I like Rudin’s Best Practices approach a lot better. It enters into the relationship right at the start, because the primary deliverable from the Pipeline Health Check is a set of Best Practices recommendations about how to improve sales at your company.
I was curious to learn how LucidEra developed their Best Practices. It’s been a real challenge at some companies I’ve worked for to get together Best Practices and make them available to customers. Rudin’s response was straightforward. Initially, they had some domain talent on board in the form of folks they’d hired from BI companies who had a lot of experience around Best Practices for Sales Analytics. That was followed by lots of ideas from customers. Some were direct suggestions, and others came into being as LucidEra analyzed customer data. Lastly, a lot of the company’s key differentiated product features resulted in Best Practices. After all, what good is a feature if it can’t?
These Best Practices are marketed through Webinars and other vehicles to produce leads. Visit a Webinar and learn enough about them to decide you need the Pipeline Health Check. That then leads to a sale in many cases.
The final ingredient in Ken Rudin’s critical mass plan for Lucid Era is what he calls “Customer Marketing”. LucidEra makes sure customers are mentioned constantly in every marketing communication. And it isn’t just the mention, they’re quoted, their names are given, and one generally gets the idea of who the community behind LucidEra really are.

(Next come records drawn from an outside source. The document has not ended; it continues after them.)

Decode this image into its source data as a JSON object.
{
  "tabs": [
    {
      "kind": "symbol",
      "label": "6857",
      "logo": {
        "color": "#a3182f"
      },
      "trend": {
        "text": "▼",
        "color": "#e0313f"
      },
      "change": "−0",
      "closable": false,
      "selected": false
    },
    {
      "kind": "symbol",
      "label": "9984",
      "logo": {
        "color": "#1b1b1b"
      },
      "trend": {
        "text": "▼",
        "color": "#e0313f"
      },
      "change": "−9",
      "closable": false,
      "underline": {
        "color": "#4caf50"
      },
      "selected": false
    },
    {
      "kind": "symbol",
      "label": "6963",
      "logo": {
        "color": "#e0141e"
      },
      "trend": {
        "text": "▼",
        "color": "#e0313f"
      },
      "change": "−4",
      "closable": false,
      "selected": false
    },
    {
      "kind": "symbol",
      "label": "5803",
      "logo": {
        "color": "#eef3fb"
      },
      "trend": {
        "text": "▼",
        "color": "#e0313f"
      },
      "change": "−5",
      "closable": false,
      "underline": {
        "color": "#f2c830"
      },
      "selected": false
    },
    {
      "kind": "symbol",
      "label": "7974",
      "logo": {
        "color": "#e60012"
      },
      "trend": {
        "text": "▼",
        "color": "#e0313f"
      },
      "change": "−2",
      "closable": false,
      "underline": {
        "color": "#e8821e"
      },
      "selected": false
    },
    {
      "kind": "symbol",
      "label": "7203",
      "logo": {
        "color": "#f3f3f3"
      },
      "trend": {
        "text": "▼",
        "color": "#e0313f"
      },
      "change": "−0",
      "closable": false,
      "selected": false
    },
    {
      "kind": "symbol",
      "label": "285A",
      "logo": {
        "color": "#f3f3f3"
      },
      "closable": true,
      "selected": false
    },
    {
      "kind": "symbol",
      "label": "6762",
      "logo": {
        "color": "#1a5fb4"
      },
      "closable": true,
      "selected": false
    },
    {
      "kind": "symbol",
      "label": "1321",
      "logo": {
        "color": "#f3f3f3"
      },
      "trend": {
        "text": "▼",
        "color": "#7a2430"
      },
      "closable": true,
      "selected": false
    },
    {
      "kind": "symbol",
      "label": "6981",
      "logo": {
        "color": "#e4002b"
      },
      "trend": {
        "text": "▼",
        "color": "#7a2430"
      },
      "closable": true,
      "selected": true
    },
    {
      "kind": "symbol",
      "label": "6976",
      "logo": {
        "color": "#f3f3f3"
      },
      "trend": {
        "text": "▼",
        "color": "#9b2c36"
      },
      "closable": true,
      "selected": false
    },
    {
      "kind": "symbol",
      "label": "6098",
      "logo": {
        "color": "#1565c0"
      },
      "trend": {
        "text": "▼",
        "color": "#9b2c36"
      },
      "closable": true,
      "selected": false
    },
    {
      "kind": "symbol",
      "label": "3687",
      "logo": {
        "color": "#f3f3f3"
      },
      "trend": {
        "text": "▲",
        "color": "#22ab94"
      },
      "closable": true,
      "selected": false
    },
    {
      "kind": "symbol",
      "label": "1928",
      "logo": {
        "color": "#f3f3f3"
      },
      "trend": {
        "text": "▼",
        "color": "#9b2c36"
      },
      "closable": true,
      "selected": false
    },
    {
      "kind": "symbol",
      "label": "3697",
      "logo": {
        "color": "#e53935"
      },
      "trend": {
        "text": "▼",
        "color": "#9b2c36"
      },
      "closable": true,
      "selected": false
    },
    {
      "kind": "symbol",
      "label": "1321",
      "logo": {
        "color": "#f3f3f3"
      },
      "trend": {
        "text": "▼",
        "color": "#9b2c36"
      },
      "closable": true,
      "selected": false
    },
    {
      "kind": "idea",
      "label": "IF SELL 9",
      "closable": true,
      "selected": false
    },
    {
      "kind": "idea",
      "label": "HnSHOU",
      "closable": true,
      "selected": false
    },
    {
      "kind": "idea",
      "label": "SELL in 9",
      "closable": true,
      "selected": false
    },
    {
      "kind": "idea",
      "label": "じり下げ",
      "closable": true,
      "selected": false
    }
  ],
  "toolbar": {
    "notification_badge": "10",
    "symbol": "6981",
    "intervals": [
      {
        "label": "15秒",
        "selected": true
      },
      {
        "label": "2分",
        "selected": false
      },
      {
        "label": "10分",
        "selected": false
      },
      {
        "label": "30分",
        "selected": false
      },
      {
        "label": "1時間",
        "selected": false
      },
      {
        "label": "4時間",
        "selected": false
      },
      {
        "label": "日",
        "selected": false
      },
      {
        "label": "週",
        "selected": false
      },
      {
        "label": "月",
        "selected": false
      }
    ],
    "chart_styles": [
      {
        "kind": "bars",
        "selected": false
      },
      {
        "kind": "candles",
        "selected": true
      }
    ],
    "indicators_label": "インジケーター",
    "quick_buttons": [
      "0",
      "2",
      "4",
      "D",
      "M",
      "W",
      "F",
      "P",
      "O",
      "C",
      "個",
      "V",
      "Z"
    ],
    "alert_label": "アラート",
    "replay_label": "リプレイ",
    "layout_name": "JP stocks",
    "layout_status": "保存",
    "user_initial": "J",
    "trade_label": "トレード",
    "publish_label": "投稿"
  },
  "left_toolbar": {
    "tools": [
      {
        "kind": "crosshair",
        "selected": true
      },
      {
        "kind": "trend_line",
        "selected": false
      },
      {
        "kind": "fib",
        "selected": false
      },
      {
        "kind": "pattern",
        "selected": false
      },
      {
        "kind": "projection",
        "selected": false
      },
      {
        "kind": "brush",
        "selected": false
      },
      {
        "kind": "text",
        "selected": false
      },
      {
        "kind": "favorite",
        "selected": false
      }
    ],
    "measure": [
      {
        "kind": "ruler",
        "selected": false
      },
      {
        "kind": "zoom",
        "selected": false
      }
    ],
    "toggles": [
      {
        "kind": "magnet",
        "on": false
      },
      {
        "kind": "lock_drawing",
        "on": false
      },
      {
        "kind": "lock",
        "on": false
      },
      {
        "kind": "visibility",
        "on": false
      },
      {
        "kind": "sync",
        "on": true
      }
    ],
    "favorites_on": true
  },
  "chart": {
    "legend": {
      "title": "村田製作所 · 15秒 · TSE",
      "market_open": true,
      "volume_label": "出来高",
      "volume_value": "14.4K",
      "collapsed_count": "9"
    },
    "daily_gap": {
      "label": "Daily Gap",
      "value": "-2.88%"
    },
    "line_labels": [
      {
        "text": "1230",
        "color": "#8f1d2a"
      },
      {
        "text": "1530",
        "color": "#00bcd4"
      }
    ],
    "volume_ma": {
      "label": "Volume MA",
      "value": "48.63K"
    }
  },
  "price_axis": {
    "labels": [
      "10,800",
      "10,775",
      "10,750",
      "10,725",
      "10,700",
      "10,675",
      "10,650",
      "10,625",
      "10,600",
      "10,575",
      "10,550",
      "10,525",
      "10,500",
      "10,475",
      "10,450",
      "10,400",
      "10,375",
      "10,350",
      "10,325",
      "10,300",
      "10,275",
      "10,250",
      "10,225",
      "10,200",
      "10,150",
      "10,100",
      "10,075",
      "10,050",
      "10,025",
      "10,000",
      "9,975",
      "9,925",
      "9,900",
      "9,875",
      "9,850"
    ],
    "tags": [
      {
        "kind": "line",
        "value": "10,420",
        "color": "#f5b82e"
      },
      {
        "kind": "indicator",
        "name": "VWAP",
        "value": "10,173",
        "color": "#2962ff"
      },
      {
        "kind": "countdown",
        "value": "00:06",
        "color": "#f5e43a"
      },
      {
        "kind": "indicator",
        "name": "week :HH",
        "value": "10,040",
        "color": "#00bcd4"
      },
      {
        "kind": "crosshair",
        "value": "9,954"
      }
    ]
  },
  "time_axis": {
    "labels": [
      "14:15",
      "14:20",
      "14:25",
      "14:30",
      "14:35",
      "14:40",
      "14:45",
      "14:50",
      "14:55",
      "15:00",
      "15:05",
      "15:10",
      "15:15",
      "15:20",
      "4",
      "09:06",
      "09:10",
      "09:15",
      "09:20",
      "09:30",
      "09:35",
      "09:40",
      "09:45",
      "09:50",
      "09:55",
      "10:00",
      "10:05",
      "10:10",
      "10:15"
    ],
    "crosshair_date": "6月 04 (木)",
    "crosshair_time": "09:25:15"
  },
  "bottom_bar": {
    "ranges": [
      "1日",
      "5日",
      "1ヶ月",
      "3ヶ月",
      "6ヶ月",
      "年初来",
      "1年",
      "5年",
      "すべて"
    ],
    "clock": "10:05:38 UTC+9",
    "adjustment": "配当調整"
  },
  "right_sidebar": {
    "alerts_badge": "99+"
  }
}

Interestingly, LucidEra is quite successful at turning its own customers into ambassadors as well. Rudin tells the story of a CFO coffee held by Silicon Valley Bank as a networking event. Apparently one of his customers was there and proceeded to demo the application for a group of CFO’s.
In another example, LucidEra was presenting as part of sponsoring the Silicon Valley Salesforce.com Users Group. At the end, a customer stood up unbidden in the audience and told the crowd how great their experience with the product and company had been. You can imagine how powerful such things can be.
Getting a startup on the map is a necessary step to making winning easier. A company is not on the map until it has a significant number of highly satisfied customers who are willing to speak up about it. But getting customers to speak up is only a part of it. Having the maniacal focus and contact with these customers mobilizes a startup to do right. It is a product/market fit of sorts. I say of sorts because elements are not scalable indefinitely. However, having the deep conversations with these customers makes it easier to tell how to build the parts that will be scalable throughout the life of the company.
Ken Rudin is quick to point out he is not done. Critical Mass is my term for what he’s achieved. For his part, there is a lot more to do. Many more customers to sell, lots of learnings to put into practice, and a lot more to learn.
The current product does a good job managing the sales end of the pipeline. Next up is a product release aimed at the lead generation process. The reports available here sound intriguing. Imagine being able to track every stage of your pipeline, know what the close rate for deals in a stage might be, as well as the average time deals stay within a stage. Now you’re in a position to extrapolate by looking at the whole pipeline what revenue might come in at various times in the future as deals make their way through the pipeline.
Pretty cool stuff!